- Clear markers around what a state can and cannot do. A federal government limiting personal liberty is anathema to the conservative “states’ rights” proponents, but does the state government somehow make more sense? One would think that the central premise of the Constitution is not about establishing a small state government as much as it is about outlining and defending personal freedom. Both parties aren't really that far apart. One party is saying, “don’t make laws above the states, trust them to do the right thing,” and the other is saying, ”make laws that prevent states from doing the wrong thing.” So as long as the states aren’t trying to be allowed to violate the rights of individuals, they should not be against this idea.
- Drawing a distinction between a right in society as it pertains to actions and impacts on other citizens, and rights of the individual as it pertains to their own person. A government should govern the citizenry and their interactions; a belief system should govern individual behavior within the law and one’s own physical maintenance within the legal constraints of the society. The Constitution does not define crimes (ok, it does for piracy, treason, and counterfeiting), so it’s framing the sovereignty of the individual over themself – and this seeks to make that explicit.
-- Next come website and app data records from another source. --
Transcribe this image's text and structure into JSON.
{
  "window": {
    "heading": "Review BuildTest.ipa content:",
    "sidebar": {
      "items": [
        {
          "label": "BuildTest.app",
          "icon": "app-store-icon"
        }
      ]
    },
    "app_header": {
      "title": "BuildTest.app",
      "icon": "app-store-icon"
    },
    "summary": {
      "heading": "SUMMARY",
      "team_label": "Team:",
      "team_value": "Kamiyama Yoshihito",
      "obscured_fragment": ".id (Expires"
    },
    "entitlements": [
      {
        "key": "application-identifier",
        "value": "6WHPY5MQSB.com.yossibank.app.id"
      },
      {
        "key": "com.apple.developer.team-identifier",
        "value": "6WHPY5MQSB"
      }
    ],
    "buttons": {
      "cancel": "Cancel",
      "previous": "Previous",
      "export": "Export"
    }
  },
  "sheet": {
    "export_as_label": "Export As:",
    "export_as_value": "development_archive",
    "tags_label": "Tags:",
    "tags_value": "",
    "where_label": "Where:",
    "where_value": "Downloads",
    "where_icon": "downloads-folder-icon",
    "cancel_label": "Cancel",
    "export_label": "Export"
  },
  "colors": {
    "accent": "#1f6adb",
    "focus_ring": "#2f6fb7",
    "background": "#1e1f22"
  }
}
- Make bad faith punishable by expulsion. If someone is using their office for ill, and the Congress, itself not acting in good faith, will not hold that person accountable, then there is political potential to “lawfully” act against the Constitution. These days, relying on impeachment seems silly when the facts are so easily obtained and politicians place party over country. If we can see it with our own eyes and hear it with our own ears on demand on the Internet, then it should be easy to provision for that person to be unfit for office without any need for their political body to vote on the question. And if we wanted public review, then it should be decided by referendum and not by representative vote by party.
- Remove the judiciary as a weapon in any culture war. The judicial system should not rule on things outside of its lane. The Supreme Court should not decide the length of a meter, the weight of an elephant, whether a politician said something or not, or the biological composition of a life form. The judiciary exists to define the constitutionality of laws and resolve disputes. Disputes may involve non-facts (like religious beliefs, opinions, inferred intent, etc), but the court should not be positioned to decide what a fact actually is. There are not alternate facts. We, as physical creatures, can only experience linear time. Things happen or they don’t. Science is real. Judicial decisions have to be based on fact for them to be impervious to political spin.
The union is broken due to bad faith, and you cannot argue with someone who is operating in bad faith. You have to establish clearer boundaries to expose it. A perfectly legal argument that is amoral or suicidal is nonsensical. If we don’t want the federal government to tell us what to do, and we want to trust that smaller and local governments can protect our civil and personal liberties, then we need to dismantle the machinery that allows disastrous decisions masquerading as patriotism from dooming the society, and the planet, altogether.